:: Activity ::
Repeat every entry exactly as it appears.

:: Records for processing ::
^^^^^^^^^^^^^^^^
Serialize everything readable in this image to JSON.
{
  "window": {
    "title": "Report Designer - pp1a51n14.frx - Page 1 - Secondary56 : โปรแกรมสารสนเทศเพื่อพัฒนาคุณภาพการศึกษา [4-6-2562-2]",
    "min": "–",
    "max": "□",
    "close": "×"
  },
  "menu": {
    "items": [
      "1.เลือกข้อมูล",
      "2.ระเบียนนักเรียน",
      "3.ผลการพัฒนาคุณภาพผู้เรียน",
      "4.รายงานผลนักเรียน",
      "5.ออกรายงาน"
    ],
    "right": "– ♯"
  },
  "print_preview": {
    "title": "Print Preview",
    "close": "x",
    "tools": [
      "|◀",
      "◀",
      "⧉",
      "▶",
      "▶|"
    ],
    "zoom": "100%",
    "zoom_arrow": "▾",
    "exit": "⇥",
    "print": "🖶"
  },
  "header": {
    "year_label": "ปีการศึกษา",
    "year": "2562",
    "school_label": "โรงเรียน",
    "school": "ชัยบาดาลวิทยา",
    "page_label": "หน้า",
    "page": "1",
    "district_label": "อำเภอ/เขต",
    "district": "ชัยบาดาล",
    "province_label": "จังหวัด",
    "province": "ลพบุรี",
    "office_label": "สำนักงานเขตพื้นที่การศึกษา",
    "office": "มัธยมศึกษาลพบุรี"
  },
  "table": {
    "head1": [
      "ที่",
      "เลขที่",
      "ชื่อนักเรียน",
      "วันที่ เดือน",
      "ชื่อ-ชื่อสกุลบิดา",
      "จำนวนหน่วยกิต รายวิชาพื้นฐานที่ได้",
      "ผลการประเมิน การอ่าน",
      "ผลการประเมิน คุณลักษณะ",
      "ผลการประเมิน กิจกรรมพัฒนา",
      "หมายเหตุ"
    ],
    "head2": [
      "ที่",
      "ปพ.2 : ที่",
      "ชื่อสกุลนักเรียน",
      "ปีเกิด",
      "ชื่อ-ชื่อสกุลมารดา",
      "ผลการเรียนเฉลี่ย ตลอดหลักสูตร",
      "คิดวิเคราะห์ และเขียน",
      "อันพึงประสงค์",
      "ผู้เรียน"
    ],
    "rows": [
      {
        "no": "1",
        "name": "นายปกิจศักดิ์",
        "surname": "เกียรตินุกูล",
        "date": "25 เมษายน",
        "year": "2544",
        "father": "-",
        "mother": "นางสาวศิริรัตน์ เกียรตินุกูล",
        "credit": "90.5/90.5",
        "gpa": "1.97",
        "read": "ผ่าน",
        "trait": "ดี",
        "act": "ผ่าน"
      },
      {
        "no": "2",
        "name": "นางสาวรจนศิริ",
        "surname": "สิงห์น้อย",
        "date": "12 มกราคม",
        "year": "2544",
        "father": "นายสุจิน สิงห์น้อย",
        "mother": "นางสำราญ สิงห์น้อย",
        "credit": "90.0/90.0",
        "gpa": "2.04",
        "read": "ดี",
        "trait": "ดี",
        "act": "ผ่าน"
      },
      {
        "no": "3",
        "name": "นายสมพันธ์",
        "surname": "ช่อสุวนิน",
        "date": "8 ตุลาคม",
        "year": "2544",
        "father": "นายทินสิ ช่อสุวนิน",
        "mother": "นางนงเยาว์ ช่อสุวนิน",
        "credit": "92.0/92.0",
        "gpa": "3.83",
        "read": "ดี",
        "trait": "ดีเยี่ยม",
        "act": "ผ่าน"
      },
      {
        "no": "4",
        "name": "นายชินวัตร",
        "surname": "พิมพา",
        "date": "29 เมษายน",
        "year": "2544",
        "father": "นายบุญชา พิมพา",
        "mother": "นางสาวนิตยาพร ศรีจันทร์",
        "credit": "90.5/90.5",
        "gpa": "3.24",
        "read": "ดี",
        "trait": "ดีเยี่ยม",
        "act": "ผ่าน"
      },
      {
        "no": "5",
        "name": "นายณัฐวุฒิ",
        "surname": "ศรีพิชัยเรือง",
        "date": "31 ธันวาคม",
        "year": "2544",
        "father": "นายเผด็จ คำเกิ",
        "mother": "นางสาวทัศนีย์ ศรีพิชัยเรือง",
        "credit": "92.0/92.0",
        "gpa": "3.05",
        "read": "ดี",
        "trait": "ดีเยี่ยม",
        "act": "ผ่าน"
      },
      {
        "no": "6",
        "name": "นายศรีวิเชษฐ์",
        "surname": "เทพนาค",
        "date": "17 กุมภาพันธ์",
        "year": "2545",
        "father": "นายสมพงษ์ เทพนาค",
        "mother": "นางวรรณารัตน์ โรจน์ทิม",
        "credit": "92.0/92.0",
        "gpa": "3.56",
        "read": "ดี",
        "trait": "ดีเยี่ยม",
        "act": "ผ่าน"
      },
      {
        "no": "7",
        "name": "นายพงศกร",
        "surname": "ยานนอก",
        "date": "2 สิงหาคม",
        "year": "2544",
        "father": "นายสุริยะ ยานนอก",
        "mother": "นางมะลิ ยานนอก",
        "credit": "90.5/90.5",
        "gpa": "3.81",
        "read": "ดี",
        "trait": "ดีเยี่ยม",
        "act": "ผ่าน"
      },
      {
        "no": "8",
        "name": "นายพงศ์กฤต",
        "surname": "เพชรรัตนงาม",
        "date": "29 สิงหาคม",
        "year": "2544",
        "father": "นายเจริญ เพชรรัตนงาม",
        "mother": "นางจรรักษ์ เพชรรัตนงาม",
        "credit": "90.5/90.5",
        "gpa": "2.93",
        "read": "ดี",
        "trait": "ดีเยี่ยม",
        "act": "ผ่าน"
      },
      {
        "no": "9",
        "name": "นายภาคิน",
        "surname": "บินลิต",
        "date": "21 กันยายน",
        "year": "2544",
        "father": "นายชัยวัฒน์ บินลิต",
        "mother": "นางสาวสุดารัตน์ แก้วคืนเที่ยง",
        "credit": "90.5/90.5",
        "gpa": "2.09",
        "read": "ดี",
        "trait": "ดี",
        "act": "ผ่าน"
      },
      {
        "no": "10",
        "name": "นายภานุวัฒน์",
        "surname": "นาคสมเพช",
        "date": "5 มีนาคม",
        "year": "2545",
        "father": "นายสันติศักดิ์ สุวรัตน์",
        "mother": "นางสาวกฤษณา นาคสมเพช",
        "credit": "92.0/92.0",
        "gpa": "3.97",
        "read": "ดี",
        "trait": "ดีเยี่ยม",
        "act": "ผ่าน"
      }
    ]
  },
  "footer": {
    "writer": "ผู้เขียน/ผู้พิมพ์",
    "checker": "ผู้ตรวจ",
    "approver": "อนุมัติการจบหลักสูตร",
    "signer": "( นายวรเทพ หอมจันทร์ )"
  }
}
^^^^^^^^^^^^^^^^
:: Answer to the problem ::
Serialize everything readable in this image to JSON.
{
  "window": {
    "title": "Report Designer - pp1a51n14.frx - Page 1 - Secondary56 : โปรแกรมสารสนเทศเพื่อพัฒนาคุณภาพการศึกษา [4-6-2562-2]",
    "min": "–",
    "max": "□",
    "close": "×"
  },
  "menu": {
    "items": [
      "1.เลือกข้อมูล",
      "2.ระเบียนนักเรียน",
      "3.ผลการพัฒนาคุณภาพผู้เรียน",
      "4.รายงานผลนักเรียน",
      "5.ออกรายงาน"
    ],
    "right": "– ♯"
  },
  "print_preview": {
    "title": "Print Preview",
    "close": "x",
    "tools": [
      "|◀",
      "◀",
      "⧉",
      "▶",
      "▶|"
    ],
    "zoom": "100%",
    "zoom_arrow": "▾",
    "exit": "⇥",
    "print": "🖶"
  },
  "header": {
    "year_label": "ปีการศึกษา",
    "year": "2562",
    "school_label": "โรงเรียน",
    "school": "ชัยบาดาลวิทยา",
    "page_label": "หน้า",
    "page": "1",
    "district_label": "อำเภอ/เขต",
    "district": "ชัยบาดาล",
    "province_label": "จังหวัด",
    "province": "ลพบุรี",
    "office_label": "สำนักงานเขตพื้นที่การศึกษา",
    "office": "มัธยมศึกษาลพบุรี"
  },
  "table": {
    "head1": [
      "ที่",
      "เลขที่",
      "ชื่อนักเรียน",
      "วันที่ เดือน",
      "ชื่อ-ชื่อสกุลบิดา",
      "จำนวนหน่วยกิต รายวิชาพื้นฐานที่ได้",
      "ผลการประเมิน การอ่าน",
      "ผลการประเมิน คุณลักษณะ",
      "ผลการประเมิน กิจกรรมพัฒนา",
      "หมายเหตุ"
    ],
    "head2": [
      "ที่",
      "ปพ.2 : ที่",
      "ชื่อสกุลนักเรียน",
      "ปีเกิด",
      "ชื่อ-ชื่อสกุลมารดา",
      "ผลการเรียนเฉลี่ย ตลอดหลักสูตร",
      "คิดวิเคราะห์ และเขียน",
      "อันพึงประสงค์",
      "ผู้เรียน"
    ],
    "rows": [
      {
        "no": "1",
        "name": "นายปกิจศักดิ์",
        "surname": "เกียรตินุกูล",
        "date": "25 เมษายน",
        "year": "2544",
        "father": "-",
        "mother": "นางสาวศิริรัตน์ เกียรตินุกูล",
        "credit": "90.5/90.5",
        "gpa": "1.97",
        "read": "ผ่าน",
        "trait": "ดี",
        "act": "ผ่าน"
      },
      {
        "no": "2",
        "name": "นางสาวรจนศิริ",
        "surname": "สิงห์น้อย",
        "date": "12 มกราคม",
        "year": "2544",
        "father": "นายสุจิน สิงห์น้อย",
        "mother": "นางสำราญ สิงห์น้อย",
        "credit": "90.0/90.0",
        "gpa": "2.04",
        "read": "ดี",
        "trait": "ดี",
        "act": "ผ่าน"
      },
      {
        "no": "3",
        "name": "นายสมพันธ์",
        "surname": "ช่อสุวนิน",
        "date": "8 ตุลาคม",
        "year": "2544",
        "father": "นายทินสิ ช่อสุวนิน",
        "mother": "นางนงเยาว์ ช่อสุวนิน",
        "credit": "92.0/92.0",
        "gpa": "3.83",
        "read": "ดี",
        "trait": "ดีเยี่ยม",
        "act": "ผ่าน"
      },
      {
        "no": "4",
        "name": "นายชินวัตร",
        "surname": "พิมพา",
        "date": "29 เมษายน",
        "year": "2544",
        "father": "นายบุญชา พิมพา",
        "mother": "นางสาวนิตยาพร ศรีจันทร์",
        "credit": "90.5/90.5",
        "gpa": "3.24",
        "read": "ดี",
        "trait": "ดีเยี่ยม",
        "act": "ผ่าน"
      },
      {
        "no": "5",
        "name": "นายณัฐวุฒิ",
        "surname": "ศรีพิชัยเรือง",
        "date": "31 ธันวาคม",
        "year": "2544",
        "father": "นายเผด็จ คำเกิ",
        "mother": "นางสาวทัศนีย์ ศรีพิชัยเรือง",
        "credit": "92.0/92.0",
        "gpa": "3.05",
        "read": "ดี",
        "trait": "ดีเยี่ยม",
        "act": "ผ่าน"
      },
      {
        "no": "6",
        "name": "นายศรีวิเชษฐ์",
        "surname": "เทพนาค",
        "date": "17 กุมภาพันธ์",
        "year": "2545",
        "father": "นายสมพงษ์ เทพนาค",
        "mother": "นางวรรณารัตน์ โรจน์ทิม",
        "credit": "92.0/92.0",
        "gpa": "3.56",
        "read": "ดี",
        "trait": "ดีเยี่ยม",
        "act": "ผ่าน"
      },
      {
        "no": "7",
        "name": "นายพงศกร",
        "surname": "ยานนอก",
        "date": "2 สิงหาคม",
        "year": "2544",
        "father": "นายสุริยะ ยานนอก",
        "mother": "นางมะลิ ยานนอก",
        "credit": "90.5/90.5",
        "gpa": "3.81",
        "read": "ดี",
        "trait": "ดีเยี่ยม",
        "act": "ผ่าน"
      },
      {
        "no": "8",
        "name": "นายพงศ์กฤต",
        "surname": "เพชรรัตนงาม",
        "date": "29 สิงหาคม",
        "year": "2544",
        "father": "นายเจริญ เพชรรัตนงาม",
        "mother": "นางจรรักษ์ เพชรรัตนงาม",
        "credit": "90.5/90.5",
        "gpa": "2.93",
        "read": "ดี",
        "trait": "ดีเยี่ยม",
        "act": "ผ่าน"
      },
      {
        "no": "9",
        "name": "นายภาคิน",
        "surname": "บินลิต",
        "date": "21 กันยายน",
        "year": "2544",
        "father": "นายชัยวัฒน์ บินลิต",
        "mother": "นางสาวสุดารัตน์ แก้วคืนเที่ยง",
        "credit": "90.5/90.5",
        "gpa": "2.09",
        "read": "ดี",
        "trait": "ดี",
        "act": "ผ่าน"
      },
      {
        "no": "10",
        "name": "นายภานุวัฒน์",
        "surname": "นาคสมเพช",
        "date": "5 มีนาคม",
        "year": "2545",
        "father": "นายสันติศักดิ์ สุวรัตน์",
        "mother": "นางสาวกฤษณา นาคสมเพช",
        "credit": "92.0/92.0",
        "gpa": "3.97",
        "read": "ดี",
        "trait": "ดีเยี่ยม",
        "act": "ผ่าน"
      }
    ]
  },
  "footer": {
    "writer": "ผู้เขียน/ผู้พิมพ์",
    "checker": "ผู้ตรวจ",
    "approver": "อนุมัติการจบหลักสูตร",
    "signer": "( นายวรเทพ หอมจันทร์ )"
  }
}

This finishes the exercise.